Task statement
Go over the entries below line by line, copying each one that contains the word "value".

Available data
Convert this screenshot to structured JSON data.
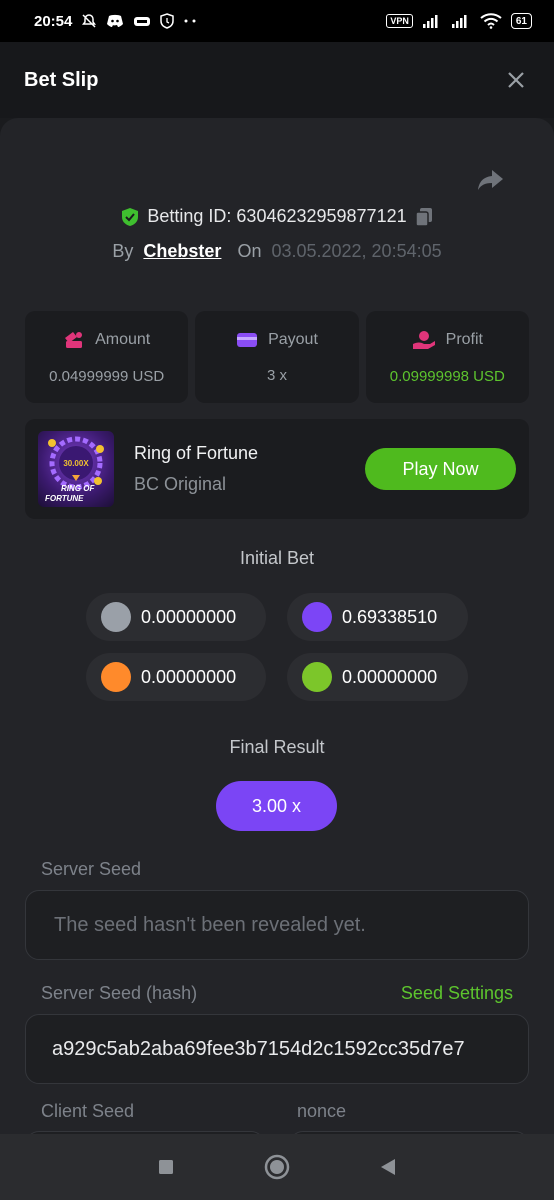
{
  "status_bar": {
    "time": "20:54",
    "vpn": "VPN",
    "battery": "61",
    "icons": [
      "mute-icon",
      "discord-icon",
      "app-icon",
      "shield-icon",
      "more-icon",
      "signal-icon",
      "signal-icon",
      "wifi-icon"
    ]
  },
  "header": {
    "title": "Bet Slip",
    "close_icon": "close-icon"
  },
  "bet": {
    "id_label": "Betting ID: 63046232959877121",
    "by_label": "By",
    "user": "Chebster",
    "on_label": "On",
    "date": "03.05.2022, 20:54:05"
  },
  "stats": [
    {
      "label": "Amount",
      "value": "0.04999999 USD",
      "icon": "coins-icon",
      "color": "#e0357a"
    },
    {
      "label": "Payout",
      "value": "3 x",
      "icon": "wallet-icon",
      "color": "#8a4df4"
    },
    {
      "label": "Profit",
      "value": "0.09999998 USD",
      "icon": "profit-hand-icon",
      "color": "#e0357a"
    }
  ],
  "game": {
    "name": "Ring of Fortune",
    "provider": "BC Original",
    "play_label": "Play Now",
    "thumb_text_top": "30.00X",
    "thumb_text_bottom": "RING OF\nFORTUNE"
  },
  "initial_bet": {
    "title": "Initial Bet",
    "chips": [
      {
        "color": "#9aa0a8",
        "value": "0.00000000"
      },
      {
        "color": "#7c45f6",
        "value": "0.69338510"
      },
      {
        "color": "#ff8a2b",
        "value": "0.00000000"
      },
      {
        "color": "#7cc62a",
        "value": "0.00000000"
      }
    ]
  },
  "final_result": {
    "title": "Final Result",
    "value": "3.00 x"
  },
  "server_seed": {
    "label": "Server Seed",
    "placeholder": "The seed hasn't been revealed yet."
  },
  "server_seed_hash": {
    "label": "Server Seed (hash)",
    "settings_link": "Seed Settings",
    "value": "a929c5ab2aba69fee3b7154d2c1592cc35d7e7"
  },
  "client_seed": {
    "label": "Client Seed"
  },
  "nonce": {
    "label": "nonce"
  },
  "colors": {
    "accent_green": "#4fba1e",
    "accent_purple": "#7b45f5",
    "background": "#232428"
  }
}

Response area
      "value": "0.04999999 USD",
      "value": "3 x",
      "value": "0.09999998 USD",
        "value": "0.00000000"
        "value": "0.69338510"
        "value": "0.00000000"
        "value": "0.00000000"
    "value": "3.00 x"
    "value": "a929c5ab2aba69fee3b7154d2c1592cc35d7e7"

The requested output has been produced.